Reproduce the data exactly, leaving nothing out.

Segment Start: Provided data

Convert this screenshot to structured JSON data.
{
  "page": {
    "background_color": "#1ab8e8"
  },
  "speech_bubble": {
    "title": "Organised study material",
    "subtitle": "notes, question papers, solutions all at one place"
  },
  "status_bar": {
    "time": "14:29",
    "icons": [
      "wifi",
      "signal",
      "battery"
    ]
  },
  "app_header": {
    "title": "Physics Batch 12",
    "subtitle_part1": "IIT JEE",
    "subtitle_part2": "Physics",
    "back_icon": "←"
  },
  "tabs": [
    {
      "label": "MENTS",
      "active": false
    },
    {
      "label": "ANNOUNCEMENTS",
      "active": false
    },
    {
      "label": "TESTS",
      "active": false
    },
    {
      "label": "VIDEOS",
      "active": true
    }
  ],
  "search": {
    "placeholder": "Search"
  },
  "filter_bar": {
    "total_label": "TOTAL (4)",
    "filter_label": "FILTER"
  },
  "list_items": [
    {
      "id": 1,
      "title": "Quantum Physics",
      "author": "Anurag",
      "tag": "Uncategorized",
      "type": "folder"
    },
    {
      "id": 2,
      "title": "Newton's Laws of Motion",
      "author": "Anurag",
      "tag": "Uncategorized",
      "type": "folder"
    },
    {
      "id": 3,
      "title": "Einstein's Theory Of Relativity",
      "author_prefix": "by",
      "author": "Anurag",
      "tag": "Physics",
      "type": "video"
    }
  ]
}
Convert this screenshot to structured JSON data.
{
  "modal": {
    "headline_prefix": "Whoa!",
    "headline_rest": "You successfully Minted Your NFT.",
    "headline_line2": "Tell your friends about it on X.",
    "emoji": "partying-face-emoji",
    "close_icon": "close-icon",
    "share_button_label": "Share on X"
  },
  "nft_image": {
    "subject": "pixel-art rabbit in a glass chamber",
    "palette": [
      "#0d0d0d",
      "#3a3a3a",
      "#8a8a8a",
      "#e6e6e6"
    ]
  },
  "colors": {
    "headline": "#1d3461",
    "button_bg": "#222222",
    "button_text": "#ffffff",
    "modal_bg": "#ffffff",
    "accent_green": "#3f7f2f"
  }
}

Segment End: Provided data

Exercise response —
Convert this screenshot to structured JSON data.
{
  "page": {
    "background_color": "#1ab8e8"
  },
  "speech_bubble": {
    "title": "Organised study material",
    "subtitle": "notes, question papers, solutions all at one place"
  },
  "status_bar": {
    "time": "14:29",
    "icons": [
      "wifi",
      "signal",
      "battery"
    ]
  },
  "app_header": {
    "title": "Physics Batch 12",
    "subtitle_part1": "IIT JEE",
    "subtitle_part2": "Physics",
    "back_icon": "←"
  },
  "tabs": [
    {
      "label": "MENTS",
      "active": false
    },
    {
      "label": "ANNOUNCEMENTS",
      "active": false
    },
    {
      "label": "TESTS",
      "active": false
    },
    {
      "label": "VIDEOS",
      "active": true
    }
  ],
  "search": {
    "placeholder": "Search"
  },
  "filter_bar": {
    "total_label": "TOTAL (4)",
    "filter_label": "FILTER"
  },
  "list_items": [
    {
      "id": 1,
      "title": "Quantum Physics",
      "author": "Anurag",
      "tag": "Uncategorized",
      "type": "folder"
    },
    {
      "id": 2,
      "title": "Newton's Laws of Motion",
      "author": "Anurag",
      "tag": "Uncategorized",
      "type": "folder"
    },
    {
      "id": 3,
      "title": "Einstein's Theory Of Relativity",
      "author_prefix": "by",
      "author": "Anurag",
      "tag": "Physics",
      "type": "video"
    }
  ]
}
Convert this screenshot to structured JSON data.
{
  "modal": {
    "headline_prefix": "Whoa!",
    "headline_rest": "You successfully Minted Your NFT.",
    "headline_line2": "Tell your friends about it on X.",
    "emoji": "partying-face-emoji",
    "close_icon": "close-icon",
    "share_button_label": "Share on X"
  },
  "nft_image": {
    "subject": "pixel-art rabbit in a glass chamber",
    "palette": [
      "#0d0d0d",
      "#3a3a3a",
      "#8a8a8a",
      "#e6e6e6"
    ]
  },
  "colors": {
    "headline": "#1d3461",
    "button_bg": "#222222",
    "button_text": "#ffffff",
    "modal_bg": "#ffffff",
    "accent_green": "#3f7f2f"
  }
}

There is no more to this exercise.